Stored items
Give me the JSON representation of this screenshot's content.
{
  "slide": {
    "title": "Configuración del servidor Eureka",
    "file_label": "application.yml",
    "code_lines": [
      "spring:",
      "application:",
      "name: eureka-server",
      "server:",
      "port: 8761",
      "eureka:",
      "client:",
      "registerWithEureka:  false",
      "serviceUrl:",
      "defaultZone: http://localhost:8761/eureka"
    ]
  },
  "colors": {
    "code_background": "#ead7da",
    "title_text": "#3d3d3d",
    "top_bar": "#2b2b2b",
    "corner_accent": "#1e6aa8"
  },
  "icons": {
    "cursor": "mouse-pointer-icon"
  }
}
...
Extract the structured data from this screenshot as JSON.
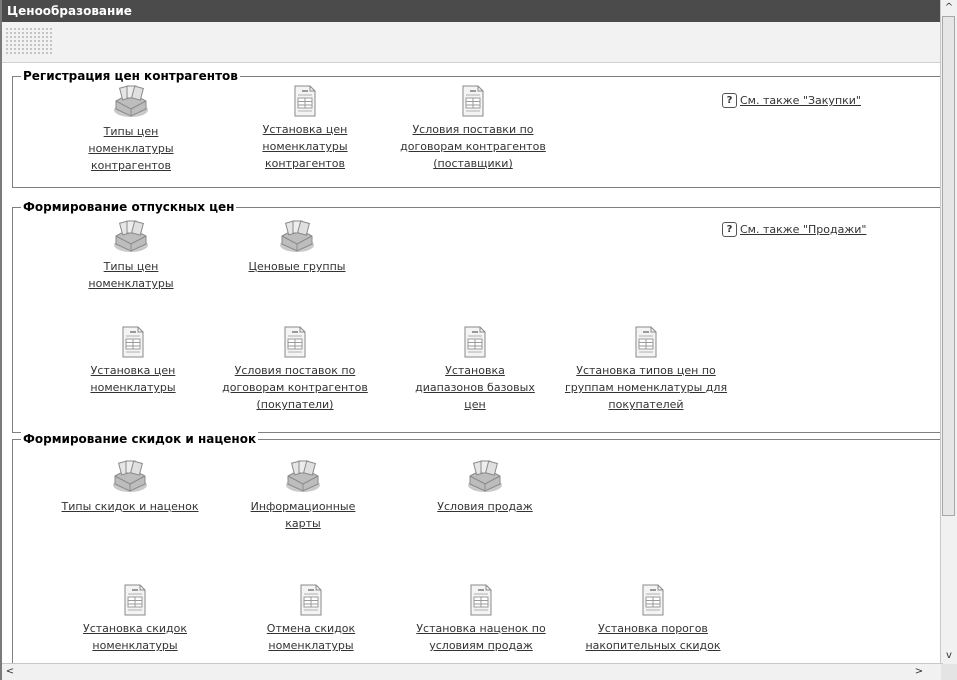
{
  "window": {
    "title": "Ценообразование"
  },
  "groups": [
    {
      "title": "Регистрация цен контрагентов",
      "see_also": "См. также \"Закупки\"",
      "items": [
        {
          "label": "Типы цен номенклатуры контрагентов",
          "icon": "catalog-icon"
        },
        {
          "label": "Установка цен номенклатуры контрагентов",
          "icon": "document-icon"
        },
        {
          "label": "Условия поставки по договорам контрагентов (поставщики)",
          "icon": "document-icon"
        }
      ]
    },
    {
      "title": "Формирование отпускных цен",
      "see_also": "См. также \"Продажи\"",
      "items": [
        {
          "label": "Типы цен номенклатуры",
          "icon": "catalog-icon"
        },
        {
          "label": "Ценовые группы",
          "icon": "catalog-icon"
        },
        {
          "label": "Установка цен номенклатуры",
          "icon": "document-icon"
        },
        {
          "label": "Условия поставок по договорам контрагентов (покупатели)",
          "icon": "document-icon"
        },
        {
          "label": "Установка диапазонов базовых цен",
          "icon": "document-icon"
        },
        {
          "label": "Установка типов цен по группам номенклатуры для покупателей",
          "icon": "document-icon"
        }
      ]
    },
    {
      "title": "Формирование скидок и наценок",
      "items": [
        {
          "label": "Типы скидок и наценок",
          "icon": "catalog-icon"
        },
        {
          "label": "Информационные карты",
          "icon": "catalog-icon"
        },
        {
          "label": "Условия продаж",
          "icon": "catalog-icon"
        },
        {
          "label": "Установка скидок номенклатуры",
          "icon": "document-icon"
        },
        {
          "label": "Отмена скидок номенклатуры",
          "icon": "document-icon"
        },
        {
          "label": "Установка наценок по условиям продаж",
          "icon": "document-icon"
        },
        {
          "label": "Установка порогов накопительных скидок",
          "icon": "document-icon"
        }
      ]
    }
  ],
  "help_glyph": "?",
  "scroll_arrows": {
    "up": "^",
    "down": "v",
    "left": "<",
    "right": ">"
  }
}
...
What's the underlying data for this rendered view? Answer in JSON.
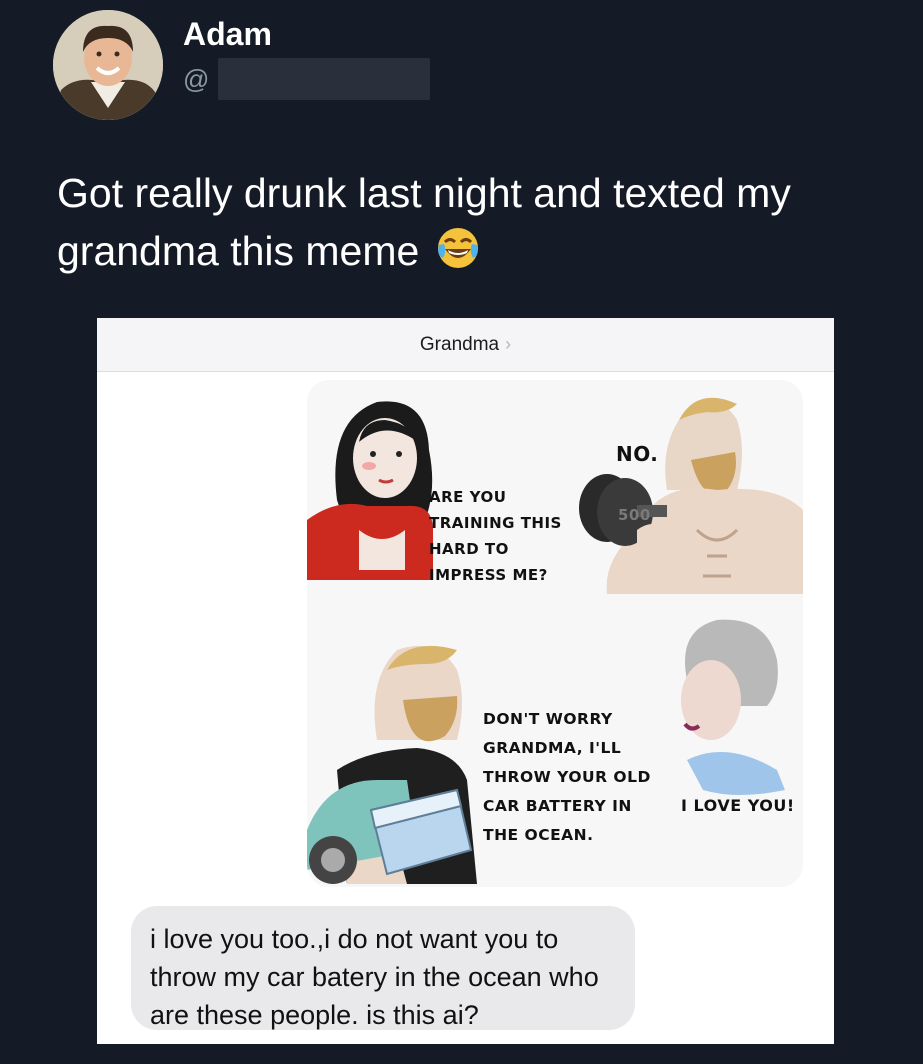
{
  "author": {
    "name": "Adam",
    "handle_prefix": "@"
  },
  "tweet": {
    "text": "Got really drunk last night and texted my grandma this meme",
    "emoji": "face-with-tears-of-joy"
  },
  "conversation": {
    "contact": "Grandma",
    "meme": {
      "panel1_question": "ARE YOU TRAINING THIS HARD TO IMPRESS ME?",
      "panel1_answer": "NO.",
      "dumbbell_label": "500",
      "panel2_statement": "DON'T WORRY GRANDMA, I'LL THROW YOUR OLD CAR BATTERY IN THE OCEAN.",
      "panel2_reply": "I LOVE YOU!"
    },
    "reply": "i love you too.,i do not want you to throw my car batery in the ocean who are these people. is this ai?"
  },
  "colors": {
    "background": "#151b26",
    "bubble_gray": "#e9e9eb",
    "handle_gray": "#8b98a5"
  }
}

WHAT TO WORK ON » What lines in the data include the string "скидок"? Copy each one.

EXPECTED OUTPUT »
      "title": "Формирование скидок и наценок",
          "label": "Типы скидок и наценок",
          "label": "Установка скидок номенклатуры",
          "label": "Отмена скидок номенклатуры",
          "label": "Установка порогов накопительных скидок",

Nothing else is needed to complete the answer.